- _Exercise_: In the material below, find all lines with the string "text" and copy them.

*** Information Section Begins ***

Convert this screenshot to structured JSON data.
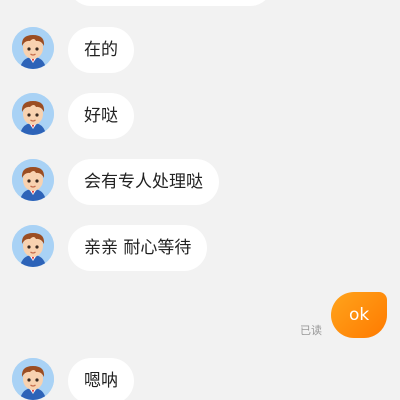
{
  "chat": {
    "incoming_messages": [
      {
        "text": "在的"
      },
      {
        "text": "好哒"
      },
      {
        "text": "会有专人处理哒"
      },
      {
        "text": "亲亲 耐心等待"
      },
      {
        "text": "嗯呐"
      }
    ],
    "outgoing_message": {
      "text": "ok",
      "read_status": "已读"
    }
  },
  "colors": {
    "background": "#f2f2f2",
    "incoming_bubble": "#ffffff",
    "outgoing_bubble": "#ff8f0a",
    "read_status": "#999999",
    "avatar_bg": "#a9d2f5"
  },
  "icons": {
    "agent_avatar": "cartoon-agent-avatar-icon"
  }
}
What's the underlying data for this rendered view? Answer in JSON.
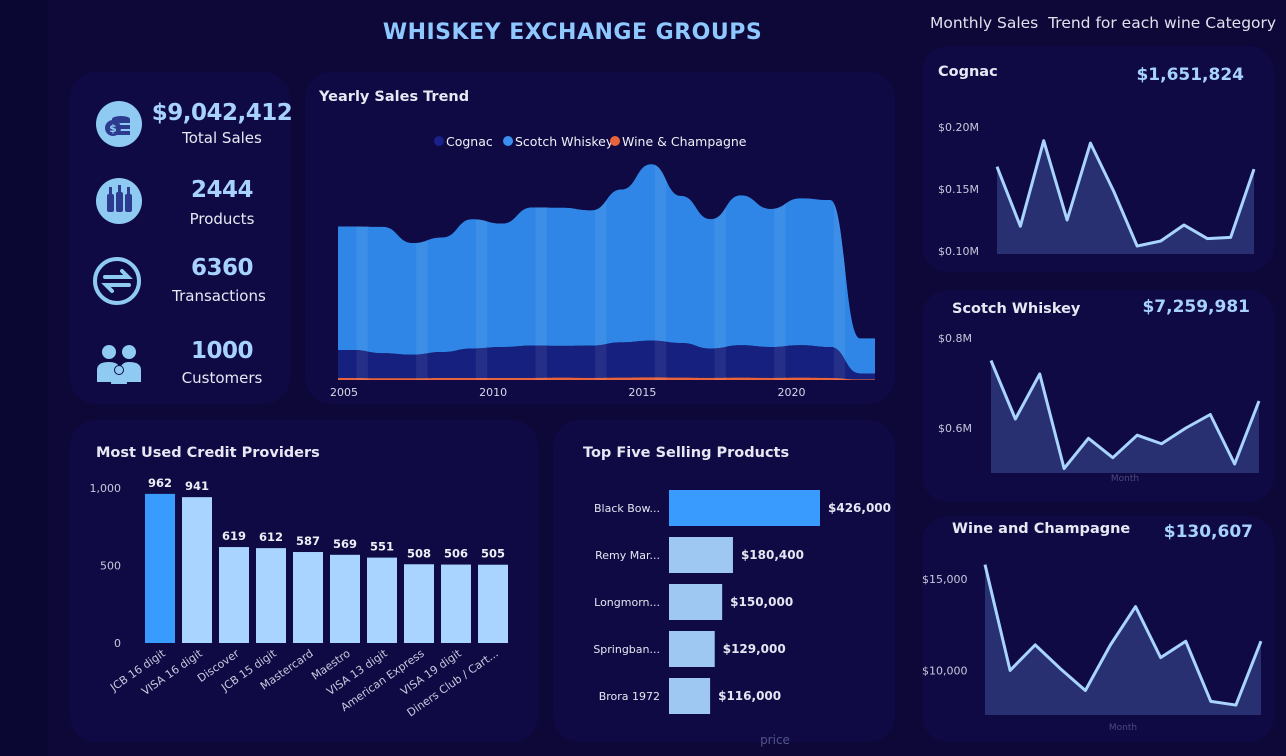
{
  "title": "WHISKEY EXCHANGE GROUPS",
  "monthly_title": "Monthly Sales  Trend for each wine Category",
  "kpis": [
    {
      "value": "$9,042,412",
      "label": "Total Sales",
      "icon": "money-bag-icon"
    },
    {
      "value": "2444",
      "label": "Products",
      "icon": "bottles-icon"
    },
    {
      "value": "6360",
      "label": "Transactions",
      "icon": "exchange-arrows-icon"
    },
    {
      "value": "1000",
      "label": "Customers",
      "icon": "customers-icon"
    }
  ],
  "colors": {
    "background": "#0d0838",
    "card": "#0f0a44",
    "cognac": "#1a1f8a",
    "scotch": "#3a8ff0",
    "wine": "#e8643c",
    "bar_highlight": "#3a9bff",
    "bar_light": "#a8d4ff",
    "line": "#a8d4ff",
    "kpi_value": "#a7d2ff"
  },
  "yearly": {
    "title": "Yearly Sales Trend",
    "legend": [
      "Cognac",
      "Scotch Whiskey",
      "Wine & Champagne"
    ]
  },
  "credit": {
    "title": "Most Used Credit Providers"
  },
  "top5": {
    "title": "Top Five Selling Products",
    "xlabel": "price"
  },
  "cognac": {
    "title": "Cognac",
    "total": "$1,651,824"
  },
  "scotch": {
    "title": "Scotch Whiskey",
    "total": "$7,259,981",
    "xlabel": "Month"
  },
  "wine": {
    "title": "Wine and Champagne",
    "total": "$130,607",
    "xlabel": "Month"
  },
  "chart_data": [
    {
      "id": "yearly",
      "type": "area",
      "title": "Yearly Sales Trend",
      "x": [
        2005,
        2006,
        2007,
        2008,
        2009,
        2010,
        2011,
        2012,
        2013,
        2014,
        2015,
        2016,
        2017,
        2018,
        2019,
        2020,
        2021,
        2022
      ],
      "xticks": [
        2005,
        2010,
        2015,
        2020
      ],
      "stacked": true,
      "legend_position": "top",
      "series": [
        {
          "name": "Wine & Champagne",
          "values": [
            7,
            6,
            6,
            7,
            7,
            7,
            7,
            8,
            7,
            8,
            9,
            8,
            7,
            8,
            7,
            8,
            7,
            2
          ]
        },
        {
          "name": "Cognac",
          "values": [
            95,
            85,
            80,
            88,
            100,
            105,
            110,
            108,
            110,
            120,
            125,
            118,
            100,
            110,
            105,
            110,
            105,
            20
          ]
        },
        {
          "name": "Scotch Whiskey",
          "values": [
            420,
            430,
            380,
            390,
            440,
            420,
            470,
            470,
            460,
            520,
            600,
            500,
            440,
            510,
            470,
            500,
            500,
            120
          ]
        }
      ],
      "ylim": [
        0,
        680
      ]
    },
    {
      "id": "credit",
      "type": "bar",
      "title": "Most Used Credit Providers",
      "categories": [
        "JCB 16 digit",
        "VISA 16 digit",
        "Discover",
        "JCB 15 digit",
        "Mastercard",
        "Maestro",
        "VISA 13 digit",
        "American Express",
        "VISA 19 digit",
        "Diners Club / Cart..."
      ],
      "values": [
        962,
        941,
        619,
        612,
        587,
        569,
        551,
        508,
        506,
        505
      ],
      "labels": [
        "962",
        "941",
        "619",
        "612",
        "587",
        "569",
        "551",
        "508",
        "506",
        "505"
      ],
      "yticks": [
        0,
        500,
        1000
      ],
      "ytick_labels": [
        "0",
        "500",
        "1,000"
      ],
      "ylim": [
        0,
        1000
      ]
    },
    {
      "id": "top5",
      "type": "bar",
      "orientation": "horizontal",
      "title": "Top Five Selling Products",
      "categories": [
        "Black Bow...",
        "Remy Mar...",
        "Longmorn...",
        "Springban...",
        "Brora 1972"
      ],
      "values": [
        426000,
        180400,
        150000,
        129000,
        116000
      ],
      "labels": [
        "$426,000",
        "$180,400",
        "$150,000",
        "$129,000",
        "$116,000"
      ],
      "xlabel": "price",
      "xlim": [
        0,
        426000
      ]
    },
    {
      "id": "cognac",
      "type": "area",
      "title": "Cognac",
      "x": [
        1,
        2,
        3,
        4,
        5,
        6,
        7,
        8,
        9,
        10,
        11,
        12
      ],
      "values": [
        0.168,
        0.12,
        0.189,
        0.125,
        0.187,
        0.148,
        0.104,
        0.108,
        0.121,
        0.11,
        0.111,
        0.166
      ],
      "yticks": [
        0.1,
        0.15,
        0.2
      ],
      "ytick_labels": [
        "$0.10M",
        "$0.15M",
        "$0.20M"
      ],
      "ylim": [
        0.1,
        0.2
      ]
    },
    {
      "id": "scotch",
      "type": "area",
      "title": "Scotch Whiskey",
      "xlabel": "Month",
      "x": [
        1,
        2,
        3,
        4,
        5,
        6,
        7,
        8,
        9,
        10,
        11,
        12,
        13
      ],
      "values": [
        0.75,
        0.62,
        0.72,
        0.51,
        0.577,
        0.534,
        0.584,
        0.565,
        0.6,
        0.63,
        0.52,
        0.66
      ],
      "yticks": [
        0.6,
        0.8
      ],
      "ytick_labels": [
        "$0.6M",
        "$0.8M"
      ],
      "ylim": [
        0.5,
        0.8
      ]
    },
    {
      "id": "wine",
      "type": "area",
      "title": "Wine and Champagne",
      "xlabel": "Month",
      "x": [
        1,
        2,
        3,
        4,
        5,
        6,
        7,
        8,
        9,
        10,
        11,
        12,
        13
      ],
      "values": [
        15800,
        10000,
        11400,
        10100,
        8900,
        11400,
        13500,
        10700,
        11600,
        8300,
        8100,
        11600
      ],
      "yticks": [
        10000,
        15000
      ],
      "ytick_labels": [
        "$10,000",
        "$15,000"
      ],
      "ylim": [
        7500,
        16000
      ]
    }
  ]
}
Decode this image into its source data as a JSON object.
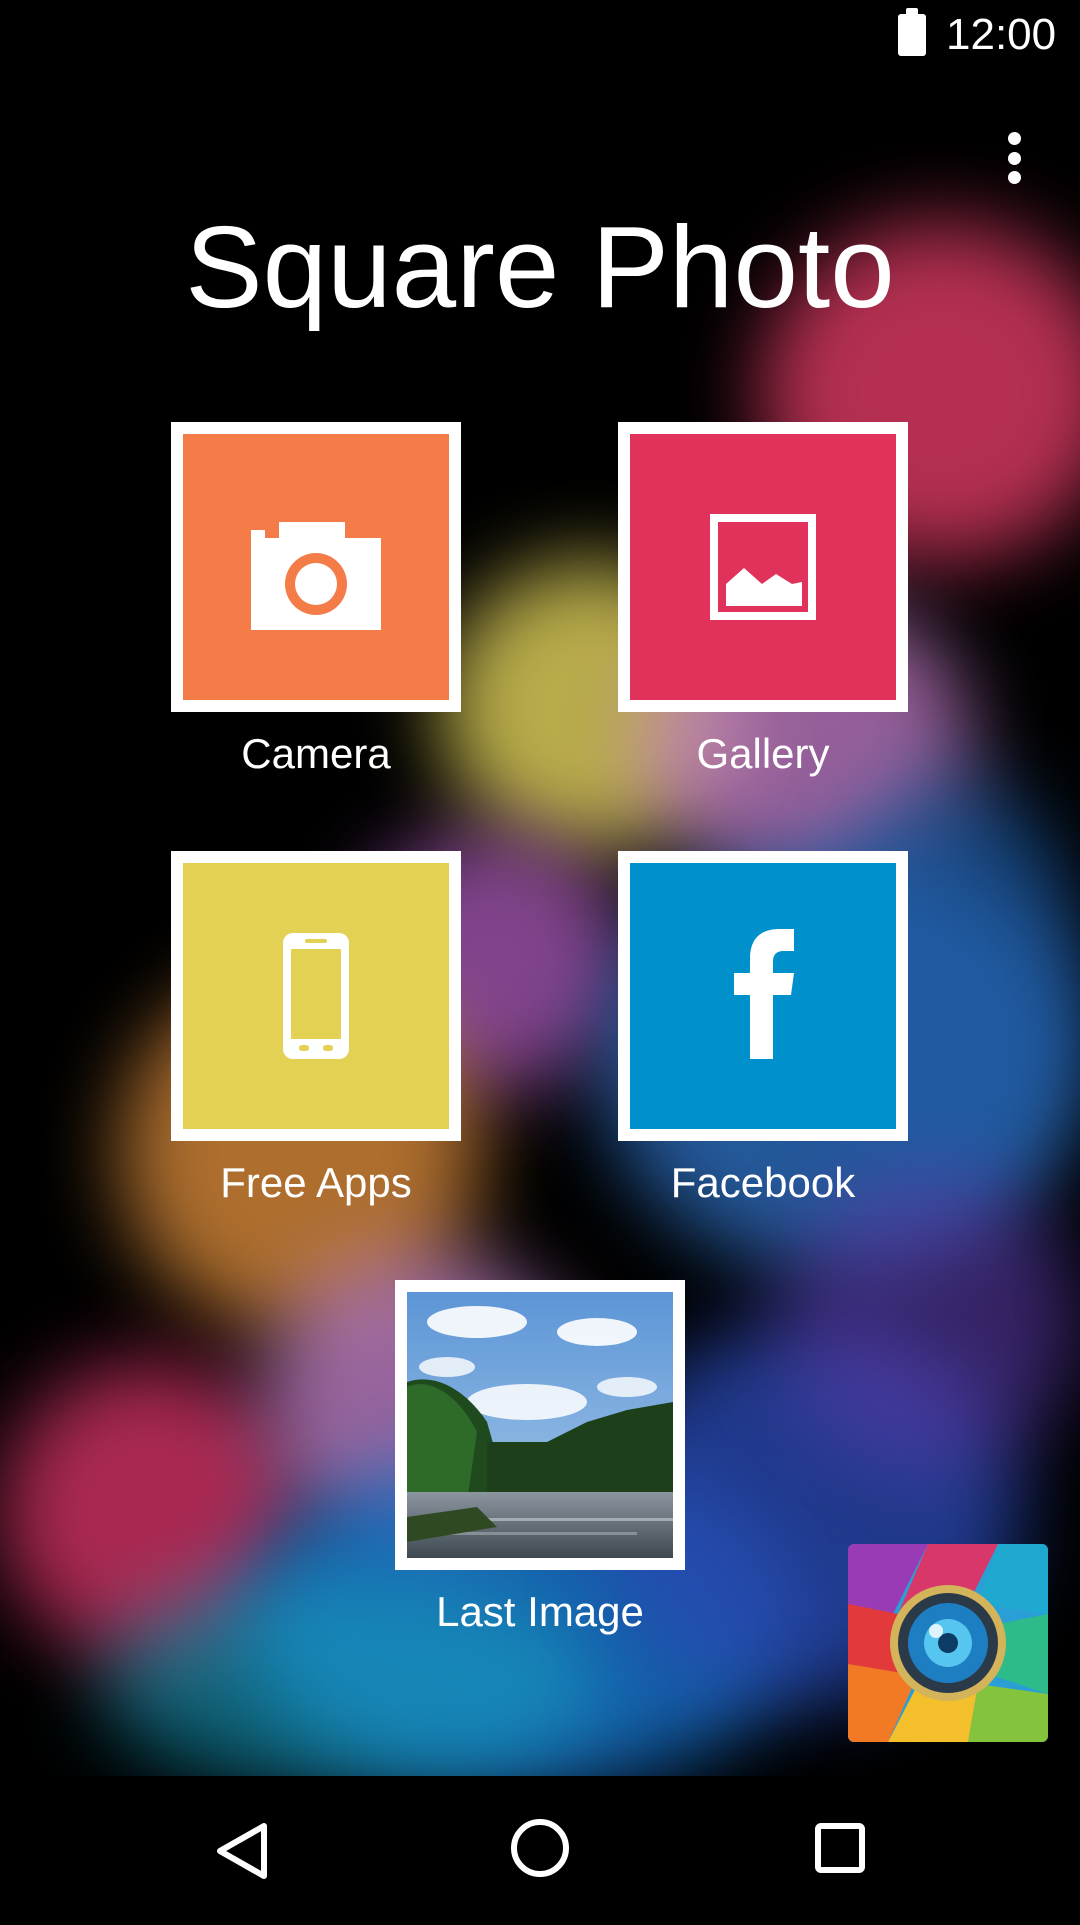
{
  "status_bar": {
    "time": "12:00",
    "battery_icon": "battery-full-icon"
  },
  "header": {
    "title": "Square Photo",
    "menu_icon": "more-vertical-icon"
  },
  "tiles": [
    {
      "label": "Camera",
      "color": "#F47C48",
      "icon": "camera-icon"
    },
    {
      "label": "Gallery",
      "color": "#E0325A",
      "icon": "image-icon"
    },
    {
      "label": "Free Apps",
      "color": "#E2D152",
      "icon": "smartphone-icon"
    },
    {
      "label": "Facebook",
      "color": "#0090CC",
      "icon": "facebook-icon"
    },
    {
      "label": "Last Image",
      "icon": "landscape-photo-thumbnail"
    }
  ],
  "corner_logo": {
    "icon": "camera-lens-logo"
  },
  "nav_bar": {
    "back_icon": "back-triangle-icon",
    "home_icon": "home-circle-icon",
    "recents_icon": "recents-square-icon"
  }
}
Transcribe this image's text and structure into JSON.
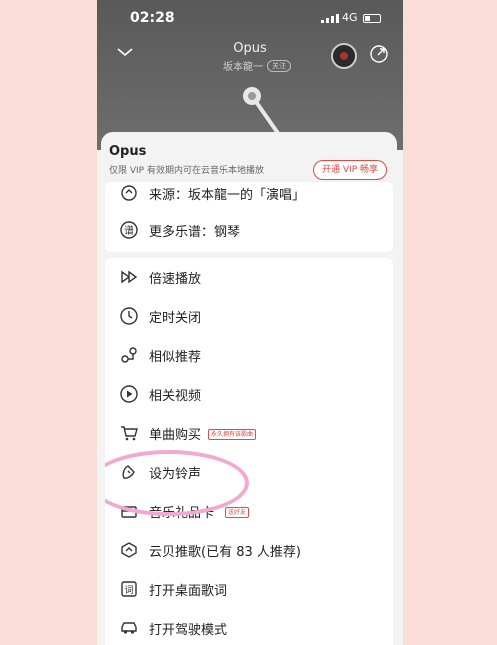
{
  "status": {
    "time": "02:28",
    "network": "4G"
  },
  "player": {
    "song_title": "Opus",
    "artist": "坂本龍一",
    "follow_label": "关注"
  },
  "sheet": {
    "title": "Opus",
    "subtitle": "仅限 VIP 有效期内可在云音乐本地播放",
    "vip_button": "开通 VIP 畅享"
  },
  "top_items": [
    {
      "icon": "source-icon",
      "label": "来源：坂本龍一的「演唱」"
    },
    {
      "icon": "sheet-music-icon",
      "label": "更多乐谱：钢琴"
    }
  ],
  "menu_items": [
    {
      "icon": "playback-speed-icon",
      "label": "倍速播放"
    },
    {
      "icon": "timer-icon",
      "label": "定时关闭"
    },
    {
      "icon": "similar-icon",
      "label": "相似推荐"
    },
    {
      "icon": "video-icon",
      "label": "相关视频"
    },
    {
      "icon": "cart-icon",
      "label": "单曲购买",
      "tag": "永久拥有该歌曲"
    },
    {
      "icon": "ringtone-icon",
      "label": "设为铃声"
    },
    {
      "icon": "music-gift-icon",
      "label": "音乐礼品卡",
      "tag": "送好友"
    },
    {
      "icon": "cloud-shell-icon",
      "label": "云贝推歌(已有 83 人推荐)"
    },
    {
      "icon": "desktop-lyrics-icon",
      "label": "打开桌面歌词"
    },
    {
      "icon": "car-icon",
      "label": "打开驾驶模式"
    }
  ],
  "colors": {
    "accent": "#e04a3f",
    "page_bg": "#f9ddd6",
    "player_bg": "#5e5e5e",
    "highlight_circle": "#f1a9d2"
  }
}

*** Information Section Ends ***

- _Answer section_:
        "text": "在的"
        "text": "好哒"
        "text": "会有专人处理哒"
        "text": "亲亲 耐心等待"
        "text": "嗯呐"
      "text": "ok",
Transcribe this image's text and structure into JSON.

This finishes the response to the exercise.